• [Excerpted records]
========

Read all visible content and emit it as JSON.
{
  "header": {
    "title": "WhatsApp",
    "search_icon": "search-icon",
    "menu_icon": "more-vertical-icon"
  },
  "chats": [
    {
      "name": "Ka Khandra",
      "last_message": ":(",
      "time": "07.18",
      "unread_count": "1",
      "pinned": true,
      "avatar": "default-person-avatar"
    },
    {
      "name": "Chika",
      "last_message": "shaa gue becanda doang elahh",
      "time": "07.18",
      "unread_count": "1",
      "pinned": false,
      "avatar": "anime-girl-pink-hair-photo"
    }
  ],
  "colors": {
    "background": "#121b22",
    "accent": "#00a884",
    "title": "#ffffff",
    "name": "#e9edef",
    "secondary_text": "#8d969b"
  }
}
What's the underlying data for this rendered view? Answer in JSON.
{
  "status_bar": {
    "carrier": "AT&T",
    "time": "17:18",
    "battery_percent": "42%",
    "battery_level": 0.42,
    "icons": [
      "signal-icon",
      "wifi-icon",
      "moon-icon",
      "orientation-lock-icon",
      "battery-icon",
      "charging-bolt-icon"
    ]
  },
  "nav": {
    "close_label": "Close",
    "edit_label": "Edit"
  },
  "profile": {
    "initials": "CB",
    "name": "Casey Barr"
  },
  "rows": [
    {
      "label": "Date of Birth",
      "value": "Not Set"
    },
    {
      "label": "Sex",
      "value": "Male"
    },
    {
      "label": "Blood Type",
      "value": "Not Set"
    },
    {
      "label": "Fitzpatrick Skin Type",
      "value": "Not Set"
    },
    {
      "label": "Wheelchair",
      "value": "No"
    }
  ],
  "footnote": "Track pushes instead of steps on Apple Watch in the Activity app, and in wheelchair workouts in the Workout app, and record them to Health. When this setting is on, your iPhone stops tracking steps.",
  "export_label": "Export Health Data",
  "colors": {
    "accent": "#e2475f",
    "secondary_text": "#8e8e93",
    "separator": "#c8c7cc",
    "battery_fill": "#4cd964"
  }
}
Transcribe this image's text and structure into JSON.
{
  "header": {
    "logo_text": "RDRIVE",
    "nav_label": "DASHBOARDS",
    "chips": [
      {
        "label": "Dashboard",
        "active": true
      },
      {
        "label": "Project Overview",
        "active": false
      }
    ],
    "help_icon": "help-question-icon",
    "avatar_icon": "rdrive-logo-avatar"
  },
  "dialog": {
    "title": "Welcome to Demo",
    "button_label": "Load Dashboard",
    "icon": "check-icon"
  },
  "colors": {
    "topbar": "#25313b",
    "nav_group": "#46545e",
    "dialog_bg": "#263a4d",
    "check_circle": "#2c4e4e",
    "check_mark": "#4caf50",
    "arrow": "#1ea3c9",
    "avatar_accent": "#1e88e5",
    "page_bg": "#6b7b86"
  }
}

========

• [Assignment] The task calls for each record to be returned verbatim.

• [Output for this exercise]
Read all visible content and emit it as JSON.
{
  "header": {
    "title": "WhatsApp",
    "search_icon": "search-icon",
    "menu_icon": "more-vertical-icon"
  },
  "chats": [
    {
      "name": "Ka Khandra",
      "last_message": ":(",
      "time": "07.18",
      "unread_count": "1",
      "pinned": true,
      "avatar": "default-person-avatar"
    },
    {
      "name": "Chika",
      "last_message": "shaa gue becanda doang elahh",
      "time": "07.18",
      "unread_count": "1",
      "pinned": false,
      "avatar": "anime-girl-pink-hair-photo"
    }
  ],
  "colors": {
    "background": "#121b22",
    "accent": "#00a884",
    "title": "#ffffff",
    "name": "#e9edef",
    "secondary_text": "#8d969b"
  }
}
What's the underlying data for this rendered view? Answer in JSON.
{
  "status_bar": {
    "carrier": "AT&T",
    "time": "17:18",
    "battery_percent": "42%",
    "battery_level": 0.42,
    "icons": [
      "signal-icon",
      "wifi-icon",
      "moon-icon",
      "orientation-lock-icon",
      "battery-icon",
      "charging-bolt-icon"
    ]
  },
  "nav": {
    "close_label": "Close",
    "edit_label": "Edit"
  },
  "profile": {
    "initials": "CB",
    "name": "Casey Barr"
  },
  "rows": [
    {
      "label": "Date of Birth",
      "value": "Not Set"
    },
    {
      "label": "Sex",
      "value": "Male"
    },
    {
      "label": "Blood Type",
      "value": "Not Set"
    },
    {
      "label": "Fitzpatrick Skin Type",
      "value": "Not Set"
    },
    {
      "label": "Wheelchair",
      "value": "No"
    }
  ],
  "footnote": "Track pushes instead of steps on Apple Watch in the Activity app, and in wheelchair workouts in the Workout app, and record them to Health. When this setting is on, your iPhone stops tracking steps.",
  "export_label": "Export Health Data",
  "colors": {
    "accent": "#e2475f",
    "secondary_text": "#8e8e93",
    "separator": "#c8c7cc",
    "battery_fill": "#4cd964"
  }
}
Transcribe this image's text and structure into JSON.
{
  "header": {
    "logo_text": "RDRIVE",
    "nav_label": "DASHBOARDS",
    "chips": [
      {
        "label": "Dashboard",
        "active": true
      },
      {
        "label": "Project Overview",
        "active": false
      }
    ],
    "help_icon": "help-question-icon",
    "avatar_icon": "rdrive-logo-avatar"
  },
  "dialog": {
    "title": "Welcome to Demo",
    "button_label": "Load Dashboard",
    "icon": "check-icon"
  },
  "colors": {
    "topbar": "#25313b",
    "nav_group": "#46545e",
    "dialog_bg": "#263a4d",
    "check_circle": "#2c4e4e",
    "check_mark": "#4caf50",
    "arrow": "#1ea3c9",
    "avatar_accent": "#1e88e5",
    "page_bg": "#6b7b86"
  }
}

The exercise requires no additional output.